In 2006, Sarah Palin's political rivals accused her campaign of breaking the law by coordinating a campaign ad with the Republican Governor's Association that independently opposed the election of Democrat Tony Knowles. Complaints were filed with the state campaign finance agency but no violation was ever proved.
Now, Frank Bailey, a top Palin campaign aide, says the coordinated effort did happen and that although he resisted what he thought to be an illegal activity, others on the staff went along with it and that Palin herself participated in an anti-Knowles TV spot paid for by the RGA.
In an unpublished manuscript that has been widely circulating among media and politicos, Bailey recounts events surrounding the RGA's entry into the Alaska governor's race and includes what he says are e-mail excerpts that he believes back up his story.
Bailey says he was contacted in August 2006 by Rep. Bill Stoltze, a Republican from Chugiak and Palin supporter, who urged him to contact "friends" in the RGA who wanted to help Palin by attacking Knowles in the November election.
Bailey says he told Stoltze that a coordinated effort would be against the law but that Stoltze was insistent. He says Stoltze told him to call Kris Knauss, a former staffer for Frank Murkowski and political operative who was working with the RGA.
Stoltze did not return a phone call Friday seeking comment for this story.
Knauss, now a lobbyist, said: "I don't know what he's talking about." When read an e-mail included in the manuscript that was allegedly sent by Knauss to Bailey, Knauss said he didn't remember that, adding, "It's been a long time."

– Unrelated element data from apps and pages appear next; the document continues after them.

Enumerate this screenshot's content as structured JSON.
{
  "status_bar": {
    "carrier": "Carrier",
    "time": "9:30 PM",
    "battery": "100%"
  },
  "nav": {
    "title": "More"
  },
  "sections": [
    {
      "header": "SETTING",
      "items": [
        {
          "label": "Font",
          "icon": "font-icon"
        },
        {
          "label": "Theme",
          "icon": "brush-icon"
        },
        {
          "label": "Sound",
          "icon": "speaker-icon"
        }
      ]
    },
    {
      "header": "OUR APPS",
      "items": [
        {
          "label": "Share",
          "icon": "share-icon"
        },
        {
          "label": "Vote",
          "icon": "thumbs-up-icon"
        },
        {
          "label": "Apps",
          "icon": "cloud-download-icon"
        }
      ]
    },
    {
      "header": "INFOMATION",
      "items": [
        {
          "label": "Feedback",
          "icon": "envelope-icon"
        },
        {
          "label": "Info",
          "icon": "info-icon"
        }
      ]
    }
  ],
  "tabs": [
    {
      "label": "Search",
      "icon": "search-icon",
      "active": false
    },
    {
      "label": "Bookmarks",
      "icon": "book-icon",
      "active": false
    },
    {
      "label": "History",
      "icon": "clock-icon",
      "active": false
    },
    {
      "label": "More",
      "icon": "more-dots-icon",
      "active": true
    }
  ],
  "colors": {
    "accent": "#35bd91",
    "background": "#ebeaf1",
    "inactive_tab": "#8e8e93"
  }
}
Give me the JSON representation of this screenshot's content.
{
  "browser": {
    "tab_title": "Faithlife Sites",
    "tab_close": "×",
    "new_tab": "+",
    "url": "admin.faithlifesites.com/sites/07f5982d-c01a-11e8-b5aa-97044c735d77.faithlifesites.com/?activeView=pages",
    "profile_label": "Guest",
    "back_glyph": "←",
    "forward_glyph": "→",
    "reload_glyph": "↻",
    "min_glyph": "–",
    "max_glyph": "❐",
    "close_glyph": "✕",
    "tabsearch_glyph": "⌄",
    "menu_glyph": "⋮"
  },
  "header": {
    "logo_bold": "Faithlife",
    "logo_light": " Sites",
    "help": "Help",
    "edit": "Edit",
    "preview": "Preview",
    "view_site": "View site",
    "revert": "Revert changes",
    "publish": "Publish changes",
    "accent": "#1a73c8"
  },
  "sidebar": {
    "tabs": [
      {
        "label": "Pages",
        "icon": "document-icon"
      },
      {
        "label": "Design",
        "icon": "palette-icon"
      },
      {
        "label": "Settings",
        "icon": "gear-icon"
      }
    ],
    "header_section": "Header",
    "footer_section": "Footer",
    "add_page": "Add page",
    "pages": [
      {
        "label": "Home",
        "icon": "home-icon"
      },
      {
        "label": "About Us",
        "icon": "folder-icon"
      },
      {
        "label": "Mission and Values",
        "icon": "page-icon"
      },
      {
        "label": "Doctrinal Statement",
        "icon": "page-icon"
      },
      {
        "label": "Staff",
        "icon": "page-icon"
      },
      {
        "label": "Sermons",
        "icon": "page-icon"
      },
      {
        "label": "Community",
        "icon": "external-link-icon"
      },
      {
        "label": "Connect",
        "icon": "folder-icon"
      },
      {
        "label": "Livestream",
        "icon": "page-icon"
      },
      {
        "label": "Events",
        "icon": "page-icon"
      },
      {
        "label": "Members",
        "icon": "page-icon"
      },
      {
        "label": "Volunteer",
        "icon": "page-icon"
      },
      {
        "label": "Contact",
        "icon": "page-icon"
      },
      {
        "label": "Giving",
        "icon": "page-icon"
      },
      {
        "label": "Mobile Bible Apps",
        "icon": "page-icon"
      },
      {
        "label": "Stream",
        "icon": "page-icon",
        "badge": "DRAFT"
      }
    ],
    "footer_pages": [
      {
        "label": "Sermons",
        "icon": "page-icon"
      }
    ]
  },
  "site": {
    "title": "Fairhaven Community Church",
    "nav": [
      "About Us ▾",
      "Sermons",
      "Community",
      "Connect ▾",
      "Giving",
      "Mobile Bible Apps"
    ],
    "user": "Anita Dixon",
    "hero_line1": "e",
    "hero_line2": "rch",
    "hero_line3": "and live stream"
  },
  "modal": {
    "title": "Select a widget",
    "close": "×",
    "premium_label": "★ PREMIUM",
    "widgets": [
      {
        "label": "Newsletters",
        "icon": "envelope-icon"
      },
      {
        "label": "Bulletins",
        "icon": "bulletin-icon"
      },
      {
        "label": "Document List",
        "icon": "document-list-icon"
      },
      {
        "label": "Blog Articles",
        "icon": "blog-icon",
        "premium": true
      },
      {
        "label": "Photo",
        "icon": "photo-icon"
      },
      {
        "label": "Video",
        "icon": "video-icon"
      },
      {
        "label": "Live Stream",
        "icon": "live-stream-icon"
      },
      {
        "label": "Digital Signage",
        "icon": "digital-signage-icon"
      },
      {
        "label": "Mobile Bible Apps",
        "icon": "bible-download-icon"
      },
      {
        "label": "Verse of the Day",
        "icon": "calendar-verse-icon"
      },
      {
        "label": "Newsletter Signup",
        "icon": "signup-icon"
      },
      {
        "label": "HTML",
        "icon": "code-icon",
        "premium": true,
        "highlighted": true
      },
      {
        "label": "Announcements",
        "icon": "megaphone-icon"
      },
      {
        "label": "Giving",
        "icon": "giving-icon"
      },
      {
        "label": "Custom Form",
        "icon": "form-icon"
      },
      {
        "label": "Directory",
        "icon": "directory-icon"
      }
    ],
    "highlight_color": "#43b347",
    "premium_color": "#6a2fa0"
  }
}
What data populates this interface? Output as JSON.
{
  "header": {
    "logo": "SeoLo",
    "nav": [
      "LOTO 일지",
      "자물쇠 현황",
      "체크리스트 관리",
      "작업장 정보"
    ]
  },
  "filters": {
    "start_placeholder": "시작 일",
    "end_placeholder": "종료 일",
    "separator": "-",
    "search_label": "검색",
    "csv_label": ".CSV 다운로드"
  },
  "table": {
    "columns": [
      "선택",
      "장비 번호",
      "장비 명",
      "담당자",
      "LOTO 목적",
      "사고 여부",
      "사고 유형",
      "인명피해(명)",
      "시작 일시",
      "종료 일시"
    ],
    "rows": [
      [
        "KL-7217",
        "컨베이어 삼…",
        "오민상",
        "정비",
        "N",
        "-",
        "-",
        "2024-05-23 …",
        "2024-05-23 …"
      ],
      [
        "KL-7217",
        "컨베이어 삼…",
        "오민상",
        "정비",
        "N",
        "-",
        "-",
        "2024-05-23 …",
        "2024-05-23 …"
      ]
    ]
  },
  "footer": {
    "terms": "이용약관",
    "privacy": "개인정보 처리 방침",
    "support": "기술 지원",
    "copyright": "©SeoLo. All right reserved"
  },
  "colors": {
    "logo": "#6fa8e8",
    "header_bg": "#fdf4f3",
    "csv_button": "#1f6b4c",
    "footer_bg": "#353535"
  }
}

"At this point, I don't have a comment," Knauss said.
Bailey said he never took Stoltze's suggestion to contact Knauss or the RGA and that Stoltze visited him again and demanded to know why he wasn't making the connection. Bailey says he told Stoltze he was "uncomfortable" doing that because he thought it was illegal and that Stoltze became angry and left the office.
Two days later, Bailey says, he got a message from campaign coordinator Kris Perry telling him she and Palin were meeting with Gov. Mitt Romney, than chair of the RGA. Anchorage Daily News reporter Kyle Hopkins wrote about the meeting and questioned why she would be meeting with them unless it was about her campaign.
Perry could not be reached for comment for this story.
Bailey writes of a Sept. 2006 e-mail he says came from Knauss that gave him a head's up on a poll the RGA was putting in the field. Other national Republican groups shared opposition research with the Palin camp and Knauss, according to the e-mail, apparently wanted to coordinate RGA officials' schedules with Palin's in the coming week.
Bailey also includes a note to Palin allegedly sent by Perry telling the candidate that Romney wanted to speak with her and that RGA was very supportive of her campaign.
Action: Palin walking down street in RGA commercial, take 3
Bailey says he heard nothing more about the RGA for a period of time and had thought "we had turned our back on the RGA serpent's offer of a financial apple."
But then, Bailey says, one day when he joined Palin and Perry at the Hotel Captain Cook for a fundraiser for another candidate he believes the RGA was filming a TV spot and that Palin and Perry knew they were participating in it. Bailey says Perry asked him to walk down the street with Palin for a short distance then go back inside only to do it over again. At one point, Bailey says, he saw her signaling a cameraman outside and then Perry sent Palin out to walk down the street alone.
That footage was later used in a campaign commercial paid for by the RGA. Bailey says he was shocked when he saw it.
Bailey says he is convinced he had been lied to by Palin and Perry about remaining independent from the RGA and he chalks it up to the campaign needing money and all the help it could get.
Andrew Halcro clearly remembers the advertisements put together by the Republican Governor's Association. He complained about it at the time on local talk radio programs and even filed a complaint with the Alaska Public Offices Commission.
"When those adds came out, you could clearly see that they were staged," Halcro says now. Halcro had by then spent a lot of time around Palin. He pointed out how strange it was that in the commercials she wasn't carrying the purse she always carried. He was blasted as a sexist for that comment.
Halcro eventually filed a complaint charging the RGA had conspired with the Palin campaign to create the commercials in violation of election laws. The complaint went nowhere.
"They just didn't have any proof," Halcro said.
Bailey, who devotes two chapters to the RGA situation and then references it numerous other places in the manuscript, goes into some detail about the Palin campaign trying to distance itself from the TV spot after critics and the news media started asking questions about it.
In some ways, it was the turning point for him, he says.
Looking back at what they had done, Bailey says, he feels great disappointment in Palin and in himself.
Craig Medred contributed to this article. Contact Patti Epler at firstname.lastname@example.org